Aims: Stress neurocircuitry may modulate the relationship between alcohol drinking and chronic pain. The corticotropin-releasing factor (CRF) system is crucial for regulation of stress responses. The current study aimed to elucidate the role of the endogenous CRF ligand Urocortin 3 (Ucn3) in the relationship between alcohol drinking behavior and chronic pain using a genetic approach. Methods: Ucn3 (KO) and wildtype (WT) littermates were subjected to a 24-h access drinking procedure prior to and following induction of chronic inflammatory pain. Results: Ucn3 KO mice displayed significantly increased ethanol intake and preference compared with WT across the time course. There were no long-term effects of chronic pain on alcohol drinking behavior, regardless of genotype, nor any evidence for alcohol-induced analgesia. Conclusion: The increased drinking in Ucn3 KO supports a role for this peptide in alcohol-related behavior. These data suggest the necessity for more research exploring the relationship between alcohol drinking, chronic pain and the CRF system in rodent models.
|Original language||English (US)|
|Number of pages||8|
|Journal||Alcohol and Alcoholism|
|State||Published - Mar 1 2015|

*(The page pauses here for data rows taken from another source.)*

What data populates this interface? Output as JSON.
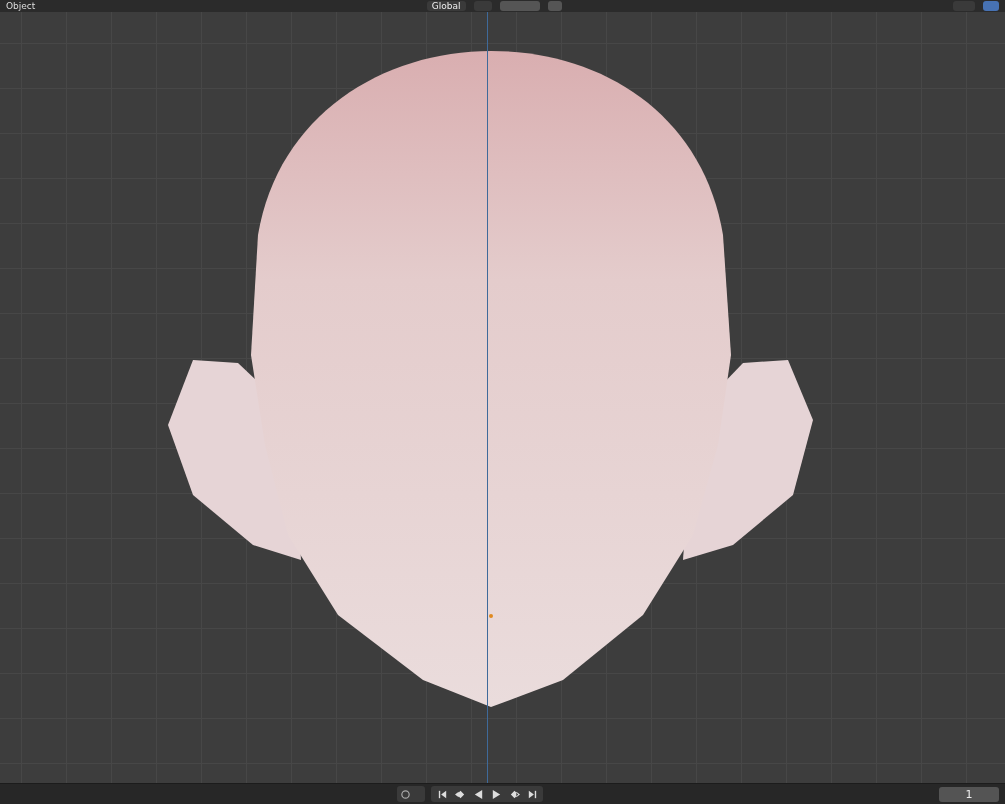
{
  "header": {
    "mode": "Object",
    "orientation": "Global",
    "overlays_on": true
  },
  "timeline": {
    "current_frame": "1",
    "auto_keying_on": false
  }
}
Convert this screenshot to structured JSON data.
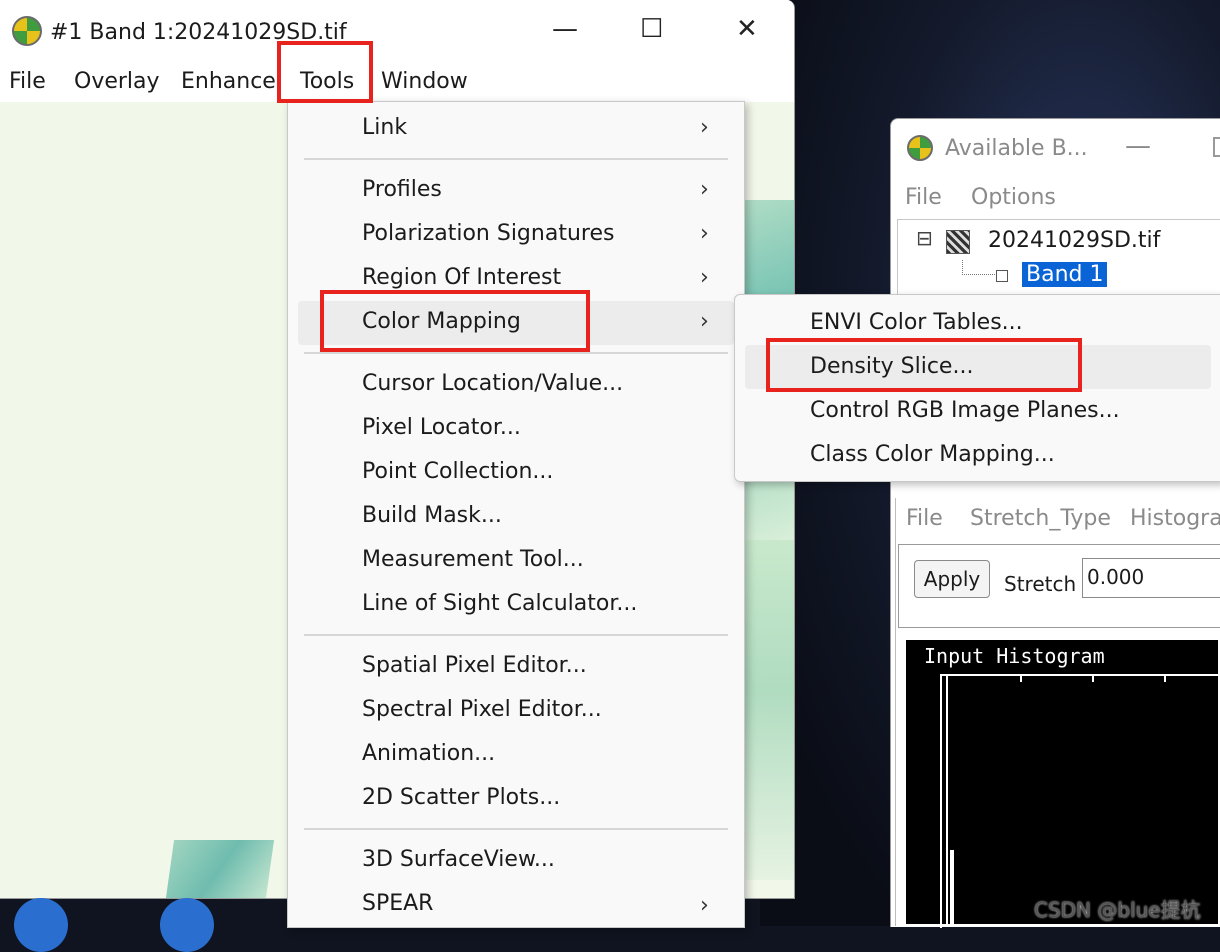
{
  "main_window": {
    "title": "#1 Band 1:20241029SD.tif",
    "controls": {
      "minimize": "—",
      "maximize": "☐",
      "close": "✕"
    },
    "menu": [
      "File",
      "Overlay",
      "Enhance",
      "Tools",
      "Window"
    ]
  },
  "tools_menu": {
    "items": [
      {
        "label": "Link",
        "submenu": true
      },
      {
        "label": "Profiles",
        "submenu": true
      },
      {
        "label": "Polarization Signatures",
        "submenu": true
      },
      {
        "label": "Region Of Interest",
        "submenu": true
      },
      {
        "label": "Color Mapping",
        "submenu": true
      },
      {
        "label": "Cursor Location/Value...",
        "submenu": false
      },
      {
        "label": "Pixel Locator...",
        "submenu": false
      },
      {
        "label": "Point Collection...",
        "submenu": false
      },
      {
        "label": "Build Mask...",
        "submenu": false
      },
      {
        "label": "Measurement Tool...",
        "submenu": false
      },
      {
        "label": "Line of Sight Calculator...",
        "submenu": false
      },
      {
        "label": "Spatial Pixel Editor...",
        "submenu": false
      },
      {
        "label": "Spectral Pixel Editor...",
        "submenu": false
      },
      {
        "label": "Animation...",
        "submenu": false
      },
      {
        "label": "2D Scatter Plots...",
        "submenu": false
      },
      {
        "label": "3D SurfaceView...",
        "submenu": false
      },
      {
        "label": "SPEAR",
        "submenu": true
      }
    ],
    "chevron": "›"
  },
  "color_mapping_submenu": {
    "items": [
      "ENVI Color Tables...",
      "Density Slice...",
      "Control RGB Image Planes...",
      "Class Color Mapping..."
    ]
  },
  "bands_window": {
    "title": "Available B...",
    "minimize": "—",
    "menu": [
      "File",
      "Options"
    ],
    "tree": {
      "file": "20241029SD.tif",
      "band": "Band 1",
      "expander": "⊟"
    }
  },
  "histogram_window": {
    "menu": [
      "File",
      "Stretch_Type",
      "Histogra"
    ],
    "apply_label": "Apply",
    "stretch_label": "Stretch",
    "stretch_value": "0.000",
    "plot_title": "Input Histogram"
  },
  "watermark": "CSDN @blue提杭",
  "colors": {
    "highlight": "#e8231e",
    "selection": "#0a64d6",
    "image_bg": "#f1f8ea"
  }
}
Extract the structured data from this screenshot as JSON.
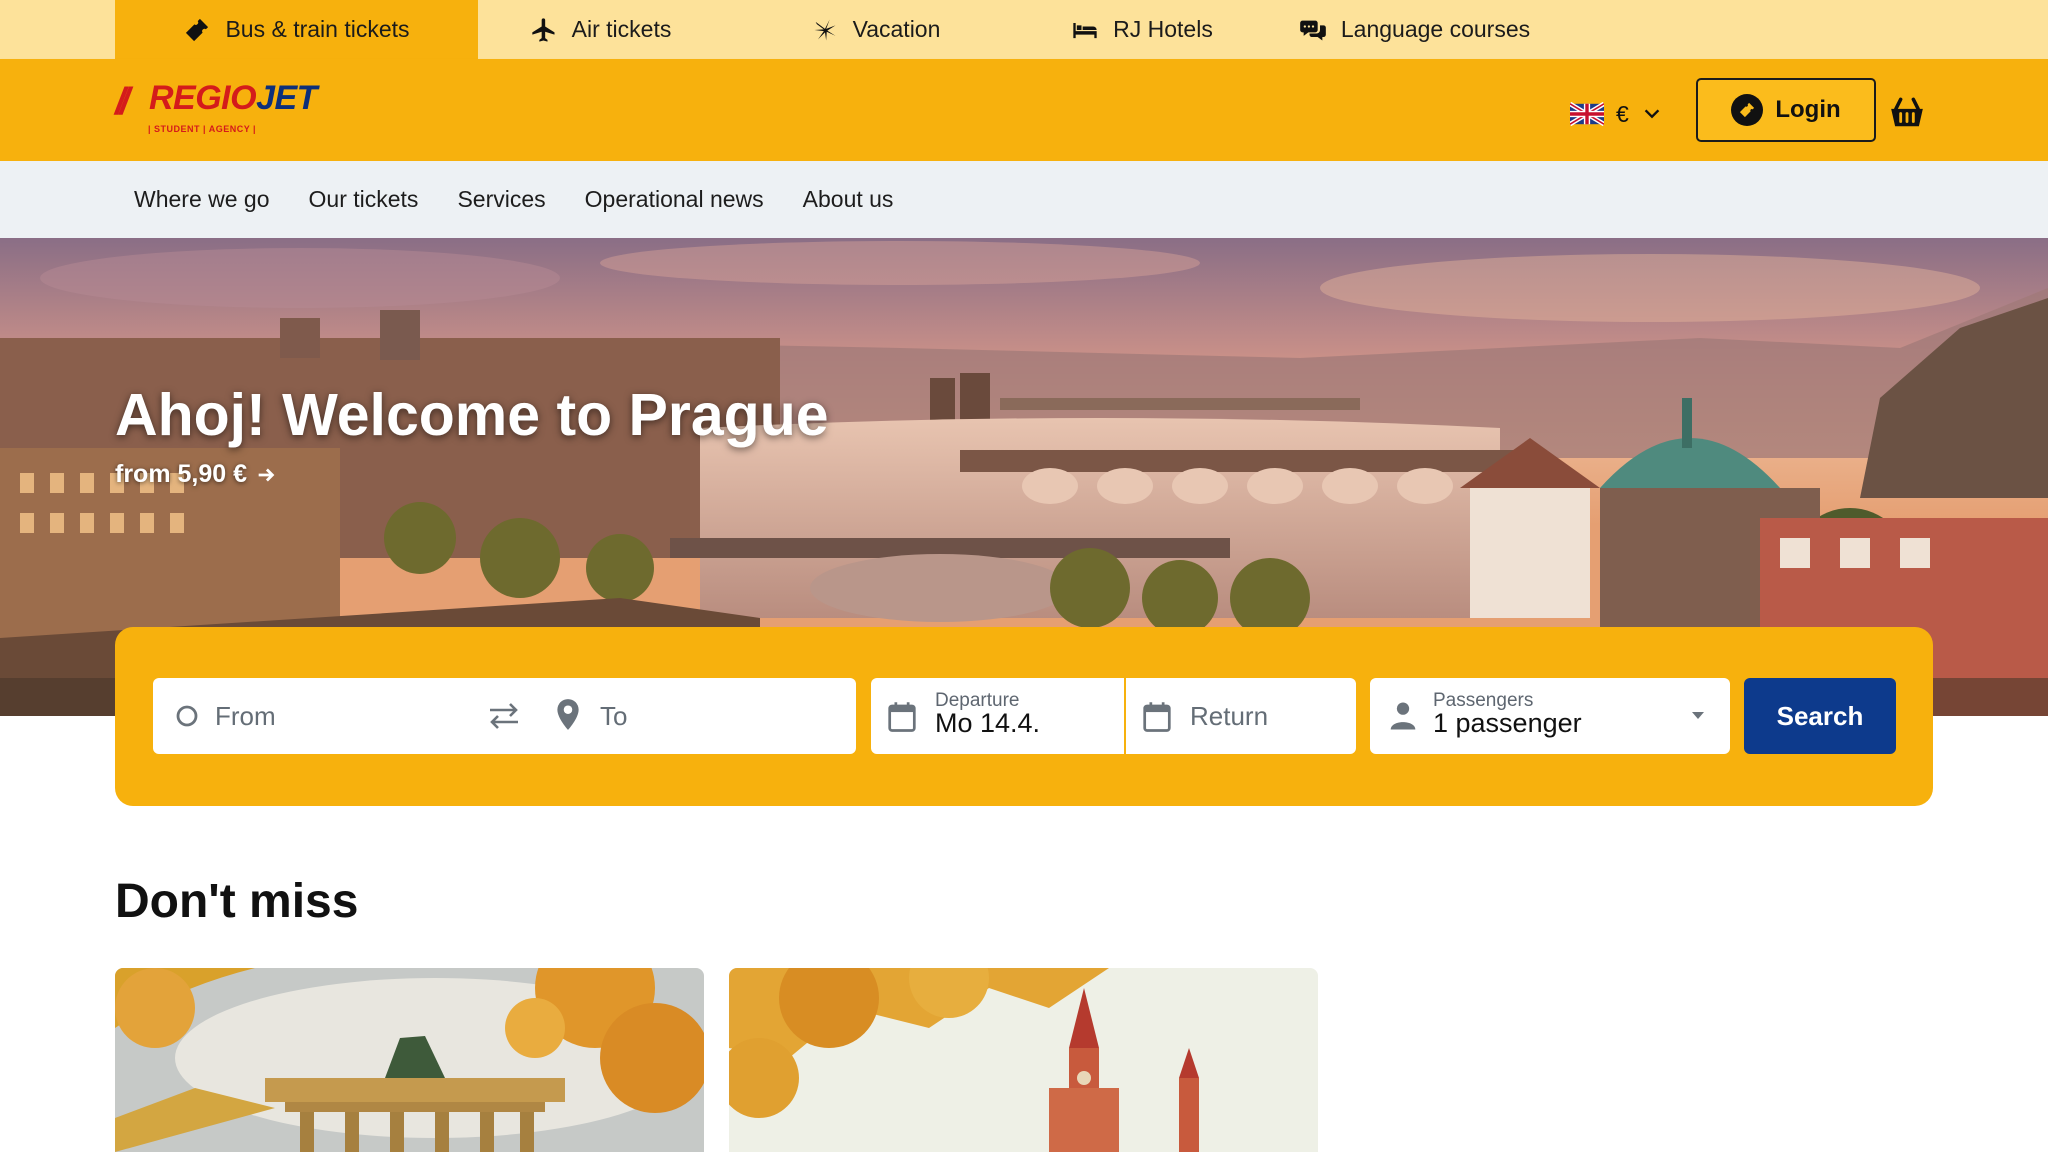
{
  "product_tabs": [
    {
      "label": "Bus & train tickets",
      "icon": "ticket-icon",
      "active": true
    },
    {
      "label": "Air tickets",
      "icon": "airplane-icon",
      "active": false
    },
    {
      "label": "Vacation",
      "icon": "palm-tree-icon",
      "active": false
    },
    {
      "label": "RJ Hotels",
      "icon": "bed-icon",
      "active": false
    },
    {
      "label": "Language courses",
      "icon": "chat-bubbles-icon",
      "active": false
    }
  ],
  "header": {
    "logo": {
      "mark": "//",
      "brand_regio": "REGIO",
      "brand_jet": "JET",
      "sub": "| STUDENT | AGENCY |"
    },
    "currency": "€",
    "language_flag": "uk-flag-icon",
    "login_label": "Login",
    "cart_icon": "basket-icon"
  },
  "subnav": {
    "items": [
      "Where we go",
      "Our tickets",
      "Services",
      "Operational news",
      "About us"
    ]
  },
  "hero": {
    "title": "Ahoj! Welcome to Prague",
    "price": "from 5,90 €"
  },
  "search": {
    "from_placeholder": "From",
    "to_placeholder": "To",
    "departure_label": "Departure",
    "departure_value": "Mo 14.4.",
    "return_placeholder": "Return",
    "passengers_label": "Passengers",
    "passengers_value": "1 passenger",
    "button_label": "Search"
  },
  "dont_miss": {
    "title": "Don't miss"
  },
  "colors": {
    "brand_yellow": "#f7b10d",
    "strip_yellow": "#fde29a",
    "subnav_bg": "#edf1f4",
    "brand_blue": "#0d3a8c",
    "brand_red": "#d41b1b"
  }
}
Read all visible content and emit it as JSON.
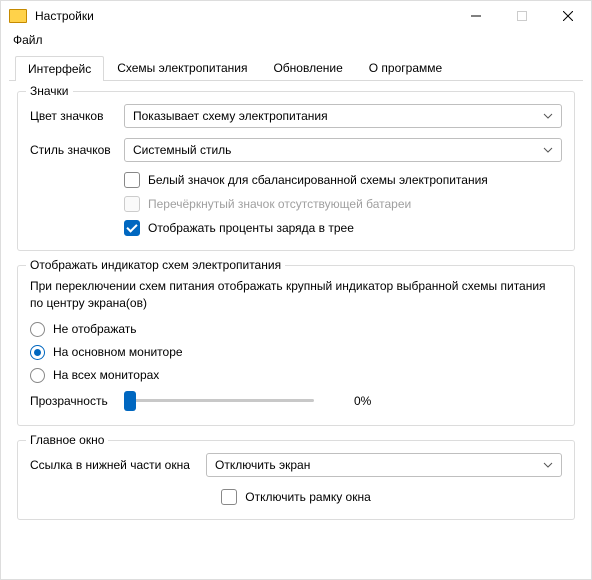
{
  "window": {
    "title": "Настройки"
  },
  "menu": {
    "file": "Файл"
  },
  "tabs": {
    "interface": "Интерфейс",
    "power_plans": "Схемы электропитания",
    "update": "Обновление",
    "about": "О программе"
  },
  "icons_group": {
    "legend": "Значки",
    "color_label": "Цвет значков",
    "color_value": "Показывает схему электропитания",
    "style_label": "Стиль значков",
    "style_value": "Системный стиль",
    "white_icon": "Белый значок для сбалансированной схемы электропитания",
    "striked_battery": "Перечёркнутый значок отсутствующей батареи",
    "show_percent": "Отображать проценты заряда в трее"
  },
  "indicator_group": {
    "legend": "Отображать индикатор схем электропитания",
    "desc": "При переключении схем питания отображать крупный индикатор выбранной схемы питания по центру экрана(ов)",
    "opt_none": "Не отображать",
    "opt_primary": "На основном мониторе",
    "opt_all": "На всех мониторах",
    "opacity_label": "Прозрачность",
    "opacity_value": "0%"
  },
  "mainwin_group": {
    "legend": "Главное окно",
    "link_label": "Ссылка в нижней части окна",
    "link_value": "Отключить экран",
    "disable_frame": "Отключить рамку окна"
  }
}
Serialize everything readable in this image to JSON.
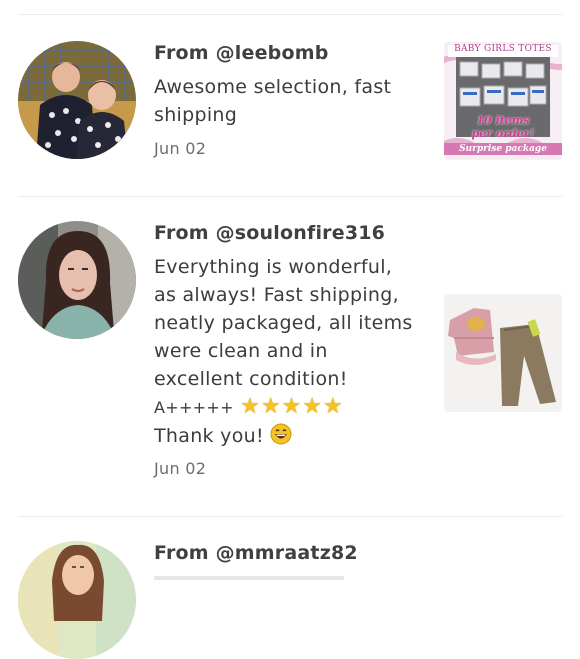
{
  "reviews": [
    {
      "from": "From @leebomb",
      "text": "Awesome selection, fast shipping",
      "date": "Jun 02",
      "thumb": {
        "title": "BABY GIRLS TOTES",
        "line1": "10 items",
        "line2": "per order!",
        "line3": "Surprise package"
      }
    },
    {
      "from": "From @soulonfire316",
      "text_lines": [
        "Everything is wonderful,",
        "as always! Fast shipping,",
        "neatly packaged, all items",
        "were clean and in",
        "excellent condition!",
        "A+++++",
        "Thank you!"
      ],
      "stars": "★★★★★",
      "emoji": "😊",
      "date": "Jun 02"
    },
    {
      "from": "From @mmraatz82"
    }
  ],
  "colors": {
    "star": "#f3c324",
    "emoji": "#f3c324",
    "divider": "#ececec",
    "thumb_banner": "#e8b3d3"
  },
  "icons": {
    "star": "star-icon",
    "emoji": "grinning-face-emoji"
  }
}
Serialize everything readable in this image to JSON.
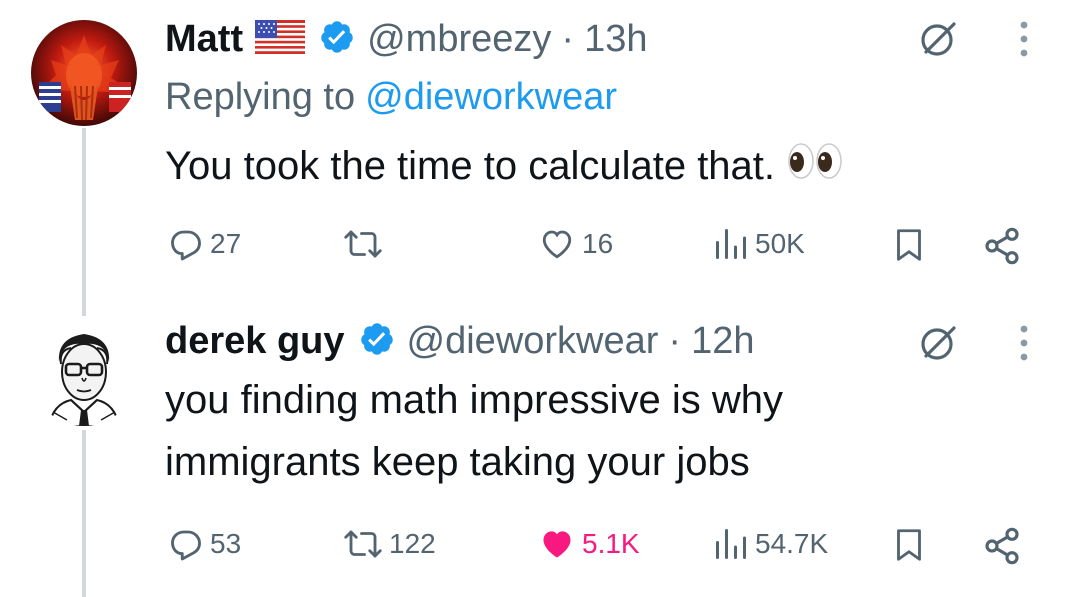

ASJC Scopus subject areas
- Medicine (miscellaneous)
- Psychiatry and Mental health